It's so weird to me that this is a thing I get to do now, that my kids are adults and my parents are still in relatively good health and I can just do this, leave the country for a couple of weeks. Go to a completely other country. I know for some of you this is a typical Thursday or whatever, but for me it's just SO weird. I'm like a little kid with this. Wow! I get to go to Dublin AGAIN! And I get to go to the Isle of Man, who's done that?! (Wait, have any of you done that? Tell me everything!) I get to go to England, where I've never been, and stay in a little inn near Manchester and stomp up and down the canals and drink cider. CAN. NOT. WAIT!
So yeah. Wow. What a summer, eh? H moved into an apartment with friends and got a promotion at work and is doing so great with the adulting, I am SO SUPER PROUD of that kid. C is thisclose to getting his driver's license and did great in his summer class and has been making tons of new amazing music and has a new job, maybe? (I feel very first-trimester about the whole job thing right now, so please just keep your fingers crossed, okay?) So super proud of that kid, too. P is busy getting ready for the conference that is the whole reason we get to go to Dublin again in the first place. And I'm just obsessively googling "minimalist travel wardrobe" and drinking matcha lattes and stress-eating way too much guacamole. Oy.
Actually, that's a lie. I've been reading books! I know! I only have good books to recommend to you anymore, because if a book isn't good within the first couple of chapters I just delete it from my Kindle and move on with my life (and eat more guacamole). This may or may not have anything to do with the fact that I have upwards of 500 books loaded onto my Kindle and that I'll likely only live long enough to read 426 of them. You know, if I'm lucky. And don't get ritually sacrificed to Manannan for trying to use euro in Douglas in a couple of months.

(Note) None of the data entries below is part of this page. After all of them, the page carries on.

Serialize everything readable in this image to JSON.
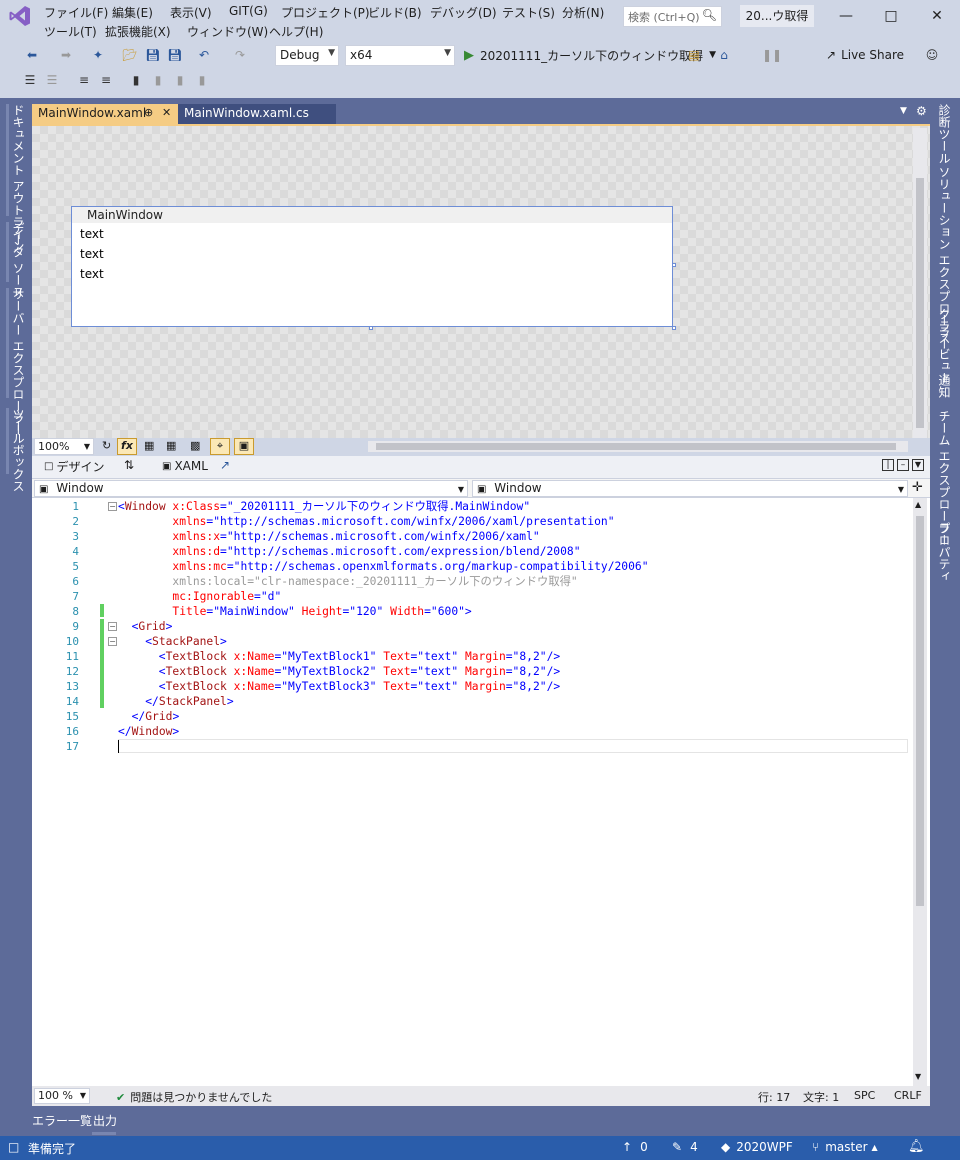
{
  "menu": {
    "row1": [
      "ファイル(F)",
      "編集(E)",
      "表示(V)",
      "GIT(G)",
      "プロジェクト(P)",
      "ビルド(B)",
      "デバッグ(D)",
      "テスト(S)",
      "分析(N)"
    ],
    "row2": [
      "ツール(T)",
      "拡張機能(X)",
      "ウィンドウ(W)",
      "ヘルプ(H)"
    ]
  },
  "search": {
    "placeholder": "検索 (Ctrl+Q)"
  },
  "solution_name": "20...ウ取得",
  "toolbar": {
    "config": "Debug",
    "platform": "x64",
    "run_target": "20201111_カーソル下のウィンドウ取得",
    "live_share": "Live Share"
  },
  "left_rail": [
    "ドキュメント アウトライン",
    "データ ソース",
    "サーバー エクスプローラー",
    "ツールボックス"
  ],
  "right_rail": [
    "診断ツール",
    "ソリューション エクスプローラー",
    "クラス ビュー",
    "通知",
    "チーム エクスプローラー",
    "プロパティ"
  ],
  "doc_tabs": [
    {
      "label": "MainWindow.xaml",
      "active": true,
      "pinned": true
    },
    {
      "label": "MainWindow.xaml.cs",
      "active": false
    }
  ],
  "designer": {
    "window_title": "MainWindow",
    "texts": [
      "text",
      "text",
      "text"
    ],
    "zoom": "100%"
  },
  "pane_tabs": {
    "design": "デザイン",
    "xaml": "XAML"
  },
  "nav": {
    "left": "Window",
    "right": "Window"
  },
  "code": {
    "line_numbers": [
      "1",
      "2",
      "3",
      "4",
      "5",
      "6",
      "7",
      "8",
      "9",
      "10",
      "11",
      "12",
      "13",
      "14",
      "15",
      "16",
      "17"
    ]
  },
  "editor_status": {
    "zoom": "100 %",
    "issues": "問題は見つかりませんでした",
    "line": "行: 17",
    "char": "文字: 1",
    "spc": "SPC",
    "crlf": "CRLF"
  },
  "output_tabs": [
    "エラー一覧",
    "出力"
  ],
  "statusbar": {
    "ready": "準備完了",
    "up": "0",
    "edits": "4",
    "repo": "2020WPF",
    "branch": "master"
  },
  "colors": {
    "accent": "#2a5dab",
    "chrome": "#5d6b99",
    "active_tab": "#f5cc84",
    "changed": "#60d060"
  }
}
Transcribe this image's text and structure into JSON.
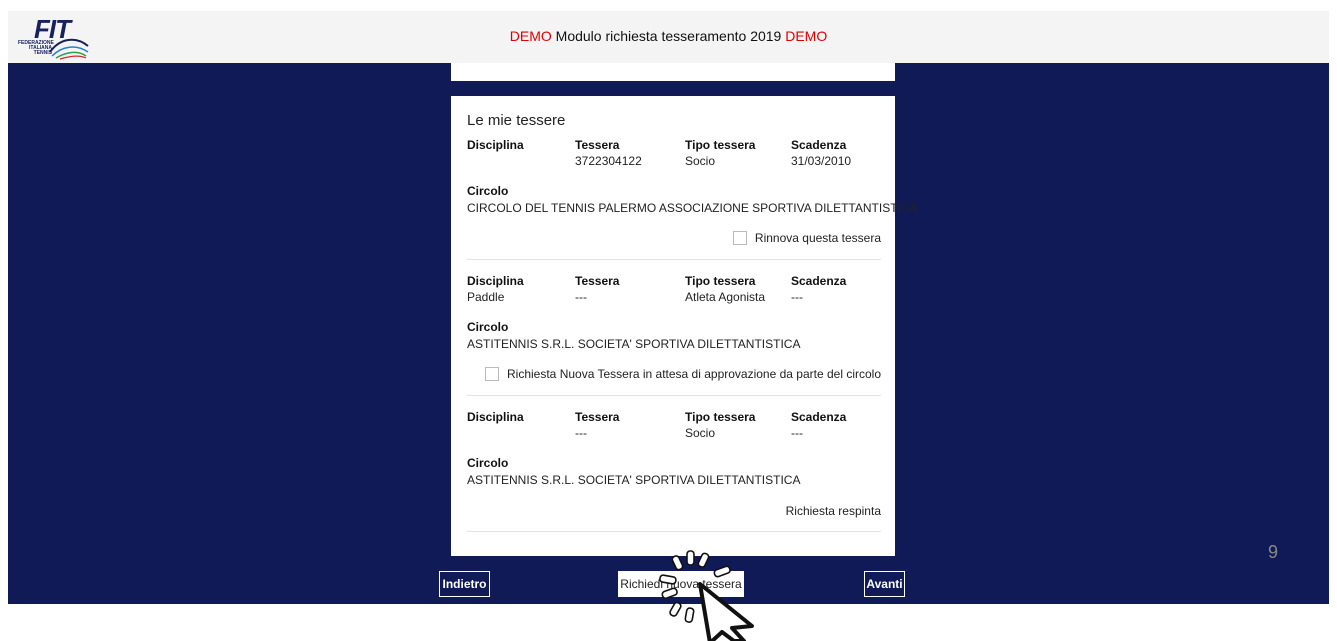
{
  "header": {
    "logo_text": "FIT",
    "logo_sub": "FEDERAZIONE ITALIANA TENNIS",
    "title_prefix": "DEMO",
    "title_main": " Modulo richiesta tesseramento 2019 ",
    "title_suffix": "DEMO"
  },
  "card": {
    "title": "Le mie tessere",
    "labels": {
      "disciplina": "Disciplina",
      "tessera": "Tessera",
      "tipo": "Tipo tessera",
      "scadenza": "Scadenza",
      "circolo": "Circolo"
    },
    "entries": [
      {
        "disciplina": "",
        "tessera": "3722304122",
        "tipo": "Socio",
        "scadenza": "31/03/2010",
        "circolo": "CIRCOLO DEL TENNIS PALERMO ASSOCIAZIONE SPORTIVA DILETTANTISTICA",
        "action_label": "Rinnova questa tessera"
      },
      {
        "disciplina": "Paddle",
        "tessera": "---",
        "tipo": "Atleta Agonista",
        "scadenza": "---",
        "circolo": "ASTITENNIS S.R.L. SOCIETA' SPORTIVA DILETTANTISTICA",
        "action_label": "Richiesta Nuova Tessera in attesa di approvazione da parte del circolo"
      },
      {
        "disciplina": "",
        "tessera": "---",
        "tipo": "Socio",
        "scadenza": "---",
        "circolo": "ASTITENNIS S.R.L. SOCIETA' SPORTIVA DILETTANTISTICA",
        "status": "Richiesta respinta"
      }
    ]
  },
  "buttons": {
    "back": "Indietro",
    "new": "Richiedi nuova tessera",
    "next": "Avanti"
  },
  "slide_number": "9",
  "colors": {
    "background": "#101a57",
    "accent_red": "#e00000"
  }
}
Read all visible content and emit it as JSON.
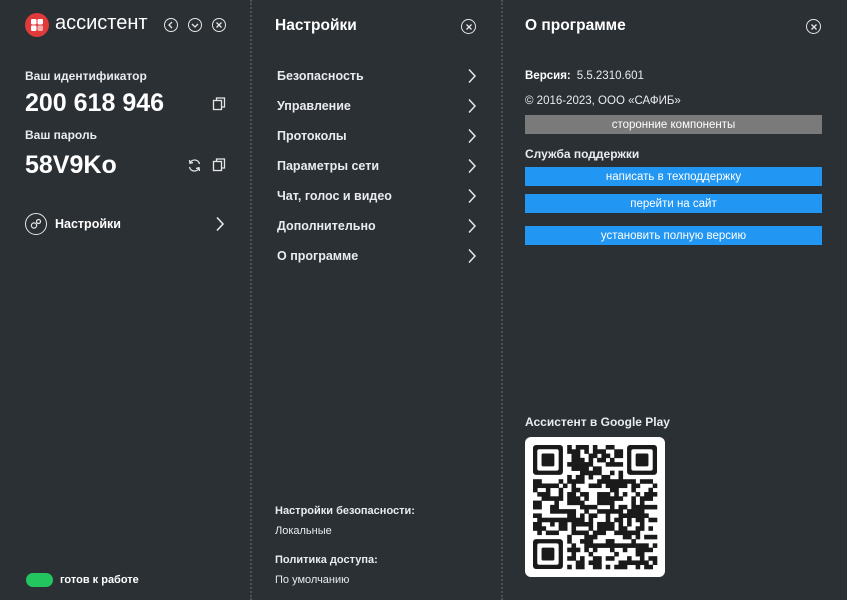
{
  "app": {
    "name": "ассистент",
    "identifier_label": "Ваш идентификатор",
    "identifier": "200 618 946",
    "password_label": "Ваш пароль",
    "password": "58V9Ko",
    "settings_label": "Настройки",
    "status_text": "готов к работе",
    "status_color": "#22c55e",
    "logo_color": "#e03a3a"
  },
  "settings_panel": {
    "title": "Настройки",
    "items": [
      {
        "label": "Безопасность"
      },
      {
        "label": "Управление"
      },
      {
        "label": "Протоколы"
      },
      {
        "label": "Параметры сети"
      },
      {
        "label": "Чат, голос и видео"
      },
      {
        "label": "Дополнительно"
      },
      {
        "label": "О программе"
      }
    ],
    "security_settings_label": "Настройки безопасности:",
    "security_settings_value": "Локальные",
    "access_policy_label": "Политика доступа:",
    "access_policy_value": "По умолчанию"
  },
  "about_panel": {
    "title": "О программе",
    "version_label": "Версия:",
    "version_value": "5.5.2310.601",
    "copyright": "© 2016-2023, ООО «САФИБ»",
    "third_party_button": "сторонние компоненты",
    "support_label": "Служба поддержки",
    "support_button": "написать в техподдержку",
    "website_button": "перейти на сайт",
    "install_button": "установить полную версию",
    "google_play_label": "Ассистент в Google Play",
    "accent_color": "#2196f3"
  }
}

But yeah! The Love Song of Miss Queenie Hennessy: excellent. Required reading if you read and liked Harold Fry. Daniel O'Malley's Stiletto, the sequel to The Rook: excellent. Tig Notaro's I'm Just a Person: excellent. Code Name Verity: excellent! I liked Maria Semple's Today Will Be Different VERY much, apparently much more than a lot of other people did.
Right now I'm reading Captain William R. Anderson's The Ice Diaries, about the first nuclear submarine and its Cold War mission to explore the Arctic Ocean while completely submerged under polar ice (all covert-like). You wouldn't think that would be my kind of thing, but (a) I love true stories about Arctic and Antarctic exploration for some damn reason, and (b) my father-in-law was a career Navy officer and navigator and both of P's brothers served in the Navy aboard nuclear subs. Mostly this book is making me miss my father-in-law because I think he would have LOVED it and I'm sad that I can't buy him a copy.
Anyway. That's what's going on around here. We'll have to talk about TV another time (OMG GAME OF THRONES BROADCHURCH CLAWS WRECKED YAY).